Sources: EU, Reuters, US treasury, UK Foreign Office

Several of them welcomed the show of unity and the more stable economic environment that Zimbabwe now has, our correspondent says.

But there were also some concerns expressed about how durable the improvement will be, he adds.

Mr Tsvangirai said his country no longer represented a risk to investors.

"The political crisis does no longer exist.

"The country is making progress and it's time that investors started looking at Zimbabwe from a different perspective," he was quoted by Reuters news agency as saying.

Mr Mugabe reiterated the call for an end to sanctions.

"Why the sanctions should be imposed on us we don't understand to tell you the truth, and this from Europe and America and not from the rest of the world," he said.

If the three leaders were here to give an invitation to investors, their joint appearance may have helped a little, our correspondent says.



Print Sponsor


SEE ALSO
Zimbabwe sanctions 'should end'
09 Sep 09 |  Africa
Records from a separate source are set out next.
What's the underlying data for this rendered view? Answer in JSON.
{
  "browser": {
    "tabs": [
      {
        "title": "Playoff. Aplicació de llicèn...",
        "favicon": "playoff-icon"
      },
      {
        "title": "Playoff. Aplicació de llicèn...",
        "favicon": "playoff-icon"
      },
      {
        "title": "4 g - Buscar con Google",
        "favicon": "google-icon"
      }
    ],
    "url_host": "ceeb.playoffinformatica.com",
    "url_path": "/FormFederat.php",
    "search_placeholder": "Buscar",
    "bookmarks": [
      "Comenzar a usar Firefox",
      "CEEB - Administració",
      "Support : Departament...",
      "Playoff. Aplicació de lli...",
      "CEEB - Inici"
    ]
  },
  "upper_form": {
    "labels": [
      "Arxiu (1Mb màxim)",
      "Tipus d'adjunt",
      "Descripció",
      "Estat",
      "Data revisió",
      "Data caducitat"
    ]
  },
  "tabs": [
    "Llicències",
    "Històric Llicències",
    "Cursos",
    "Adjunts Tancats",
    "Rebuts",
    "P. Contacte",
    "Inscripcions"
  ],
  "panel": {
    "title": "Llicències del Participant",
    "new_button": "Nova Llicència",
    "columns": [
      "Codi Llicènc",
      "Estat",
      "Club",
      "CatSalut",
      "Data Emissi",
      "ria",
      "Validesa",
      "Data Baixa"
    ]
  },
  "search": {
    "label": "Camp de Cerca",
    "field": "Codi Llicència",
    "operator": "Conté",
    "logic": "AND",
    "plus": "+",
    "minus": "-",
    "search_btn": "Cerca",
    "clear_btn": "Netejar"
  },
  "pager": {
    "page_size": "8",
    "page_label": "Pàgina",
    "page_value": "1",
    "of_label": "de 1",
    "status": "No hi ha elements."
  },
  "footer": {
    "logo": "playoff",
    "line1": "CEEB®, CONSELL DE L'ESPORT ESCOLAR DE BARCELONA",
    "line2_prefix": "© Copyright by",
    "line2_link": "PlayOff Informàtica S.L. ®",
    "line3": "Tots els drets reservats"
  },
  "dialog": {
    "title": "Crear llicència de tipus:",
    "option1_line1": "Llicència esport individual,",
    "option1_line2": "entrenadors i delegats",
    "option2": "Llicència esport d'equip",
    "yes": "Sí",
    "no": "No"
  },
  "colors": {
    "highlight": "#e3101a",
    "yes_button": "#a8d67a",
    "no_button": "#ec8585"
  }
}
FEATURES, VIEWS, ANALYSIS
Has China's housing bubble burst?
How the world's oldest clove tree defied an empire
Why Royal Ballet principal Sergei Polunin quit

BBC navigation

BBC © 2014 The BBC is not responsible for the content of external sites. Read more.

This page is best viewed in an up-to-date web browser with style sheets (CSS) enabled. While you will be able to view the content of this page in your current browser, you will not be able to get the full visual experience. Please consider upgrading your browser software or enabling style sheets (CSS) if you are able to do so.

Americas Africa Europe Middle East South Asia Asia Pacific